| Task description |
Only lines with the word "JSON" belong in the answer; copy them from the records below.

─── Given data ───

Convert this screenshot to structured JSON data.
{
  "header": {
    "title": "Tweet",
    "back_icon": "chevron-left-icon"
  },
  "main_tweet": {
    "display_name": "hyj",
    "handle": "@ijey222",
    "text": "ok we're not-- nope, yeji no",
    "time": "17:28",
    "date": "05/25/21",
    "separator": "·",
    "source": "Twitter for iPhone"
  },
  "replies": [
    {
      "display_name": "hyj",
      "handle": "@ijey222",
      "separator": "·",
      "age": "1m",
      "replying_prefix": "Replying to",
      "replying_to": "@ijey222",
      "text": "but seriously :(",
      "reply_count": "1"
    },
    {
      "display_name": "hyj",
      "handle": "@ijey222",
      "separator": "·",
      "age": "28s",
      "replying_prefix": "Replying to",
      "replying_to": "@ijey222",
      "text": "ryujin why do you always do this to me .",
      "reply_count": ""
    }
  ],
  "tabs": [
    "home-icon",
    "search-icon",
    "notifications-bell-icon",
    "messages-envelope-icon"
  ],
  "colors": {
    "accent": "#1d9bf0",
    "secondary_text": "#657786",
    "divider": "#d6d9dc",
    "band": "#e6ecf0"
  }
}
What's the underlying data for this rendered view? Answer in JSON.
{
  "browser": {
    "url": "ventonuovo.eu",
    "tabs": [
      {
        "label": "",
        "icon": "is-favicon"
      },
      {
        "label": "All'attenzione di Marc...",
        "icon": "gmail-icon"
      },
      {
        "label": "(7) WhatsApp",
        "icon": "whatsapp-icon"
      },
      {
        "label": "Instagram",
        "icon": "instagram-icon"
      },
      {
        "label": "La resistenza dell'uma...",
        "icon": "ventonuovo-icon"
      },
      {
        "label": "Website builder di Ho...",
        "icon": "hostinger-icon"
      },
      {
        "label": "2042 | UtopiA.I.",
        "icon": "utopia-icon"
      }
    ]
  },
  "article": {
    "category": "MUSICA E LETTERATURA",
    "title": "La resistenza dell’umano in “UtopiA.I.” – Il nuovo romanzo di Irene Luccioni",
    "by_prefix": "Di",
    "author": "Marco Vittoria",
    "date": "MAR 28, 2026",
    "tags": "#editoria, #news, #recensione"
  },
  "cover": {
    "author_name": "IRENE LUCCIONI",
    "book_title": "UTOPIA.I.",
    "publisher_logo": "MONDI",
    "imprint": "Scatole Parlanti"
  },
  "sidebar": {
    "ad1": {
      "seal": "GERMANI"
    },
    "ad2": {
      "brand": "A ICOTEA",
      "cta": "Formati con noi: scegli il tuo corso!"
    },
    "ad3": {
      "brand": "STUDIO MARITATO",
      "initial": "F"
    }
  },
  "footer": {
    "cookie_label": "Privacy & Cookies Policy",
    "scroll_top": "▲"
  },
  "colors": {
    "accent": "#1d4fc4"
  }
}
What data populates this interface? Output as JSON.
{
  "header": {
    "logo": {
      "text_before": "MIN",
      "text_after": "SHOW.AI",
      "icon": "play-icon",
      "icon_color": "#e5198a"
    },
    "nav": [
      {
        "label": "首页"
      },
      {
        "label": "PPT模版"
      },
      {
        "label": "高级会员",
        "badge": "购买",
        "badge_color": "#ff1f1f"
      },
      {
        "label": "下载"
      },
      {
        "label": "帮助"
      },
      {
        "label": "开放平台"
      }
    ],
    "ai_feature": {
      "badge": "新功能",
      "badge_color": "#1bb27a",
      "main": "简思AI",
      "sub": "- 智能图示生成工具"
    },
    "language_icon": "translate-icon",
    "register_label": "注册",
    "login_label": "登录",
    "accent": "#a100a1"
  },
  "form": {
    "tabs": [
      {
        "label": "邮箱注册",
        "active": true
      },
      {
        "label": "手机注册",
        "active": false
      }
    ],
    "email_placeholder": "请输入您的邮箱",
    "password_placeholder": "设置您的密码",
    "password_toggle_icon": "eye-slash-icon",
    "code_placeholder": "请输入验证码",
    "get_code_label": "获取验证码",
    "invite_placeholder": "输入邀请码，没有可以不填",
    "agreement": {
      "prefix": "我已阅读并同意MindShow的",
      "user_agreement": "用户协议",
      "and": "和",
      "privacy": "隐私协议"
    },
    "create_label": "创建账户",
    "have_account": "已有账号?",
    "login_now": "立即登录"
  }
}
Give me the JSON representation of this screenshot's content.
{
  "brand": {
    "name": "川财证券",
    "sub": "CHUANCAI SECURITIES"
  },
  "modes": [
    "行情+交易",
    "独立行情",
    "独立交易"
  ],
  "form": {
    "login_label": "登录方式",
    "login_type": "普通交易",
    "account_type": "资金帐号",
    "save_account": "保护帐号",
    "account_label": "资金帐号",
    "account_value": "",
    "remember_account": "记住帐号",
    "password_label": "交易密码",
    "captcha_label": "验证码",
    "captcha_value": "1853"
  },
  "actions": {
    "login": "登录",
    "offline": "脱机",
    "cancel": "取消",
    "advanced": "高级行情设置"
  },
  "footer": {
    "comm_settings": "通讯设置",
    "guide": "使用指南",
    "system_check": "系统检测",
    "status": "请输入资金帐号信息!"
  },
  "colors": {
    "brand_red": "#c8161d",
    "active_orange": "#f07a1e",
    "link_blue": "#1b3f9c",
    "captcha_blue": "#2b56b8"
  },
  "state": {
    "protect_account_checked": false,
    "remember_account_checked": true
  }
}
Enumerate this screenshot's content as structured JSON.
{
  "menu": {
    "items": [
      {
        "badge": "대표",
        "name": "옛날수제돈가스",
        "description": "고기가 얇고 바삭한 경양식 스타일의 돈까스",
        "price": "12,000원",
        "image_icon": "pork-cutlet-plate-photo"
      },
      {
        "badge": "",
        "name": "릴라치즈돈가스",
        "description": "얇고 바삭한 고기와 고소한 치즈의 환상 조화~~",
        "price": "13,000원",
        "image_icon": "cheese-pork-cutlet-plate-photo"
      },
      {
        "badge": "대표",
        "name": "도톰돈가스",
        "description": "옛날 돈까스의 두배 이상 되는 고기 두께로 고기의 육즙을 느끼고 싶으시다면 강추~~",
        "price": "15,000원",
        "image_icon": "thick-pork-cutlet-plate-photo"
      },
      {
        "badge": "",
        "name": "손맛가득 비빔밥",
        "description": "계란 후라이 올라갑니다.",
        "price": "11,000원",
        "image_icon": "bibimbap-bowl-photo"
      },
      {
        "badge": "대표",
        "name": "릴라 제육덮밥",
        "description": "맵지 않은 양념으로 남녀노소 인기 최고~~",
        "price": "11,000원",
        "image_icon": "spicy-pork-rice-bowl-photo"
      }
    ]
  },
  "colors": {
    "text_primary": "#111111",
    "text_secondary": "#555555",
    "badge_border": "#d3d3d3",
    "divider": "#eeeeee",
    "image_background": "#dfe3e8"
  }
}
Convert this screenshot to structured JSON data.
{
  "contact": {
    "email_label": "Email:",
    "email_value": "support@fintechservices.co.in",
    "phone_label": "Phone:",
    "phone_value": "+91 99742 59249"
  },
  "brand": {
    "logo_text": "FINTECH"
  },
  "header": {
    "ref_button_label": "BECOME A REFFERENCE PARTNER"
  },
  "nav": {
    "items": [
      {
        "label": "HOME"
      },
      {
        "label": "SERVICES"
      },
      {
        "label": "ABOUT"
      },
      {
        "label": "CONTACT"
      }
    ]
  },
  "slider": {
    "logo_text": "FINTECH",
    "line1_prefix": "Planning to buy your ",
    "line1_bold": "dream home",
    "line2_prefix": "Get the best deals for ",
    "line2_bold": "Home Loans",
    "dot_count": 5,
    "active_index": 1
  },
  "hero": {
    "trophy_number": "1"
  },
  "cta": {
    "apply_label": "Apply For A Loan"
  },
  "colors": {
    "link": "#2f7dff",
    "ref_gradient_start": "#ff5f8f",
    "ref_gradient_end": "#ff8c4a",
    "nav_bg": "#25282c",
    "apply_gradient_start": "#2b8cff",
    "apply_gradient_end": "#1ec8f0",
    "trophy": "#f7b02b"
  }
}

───

| Exercise result |
Convert this screenshot to structured JSON data.
What's the underlying data for this rendered view? Answer in JSON.
What data populates this interface? Output as JSON.
Give me the JSON representation of this screenshot's content.
Enumerate this screenshot's content as structured JSON.
Convert this screenshot to structured JSON data.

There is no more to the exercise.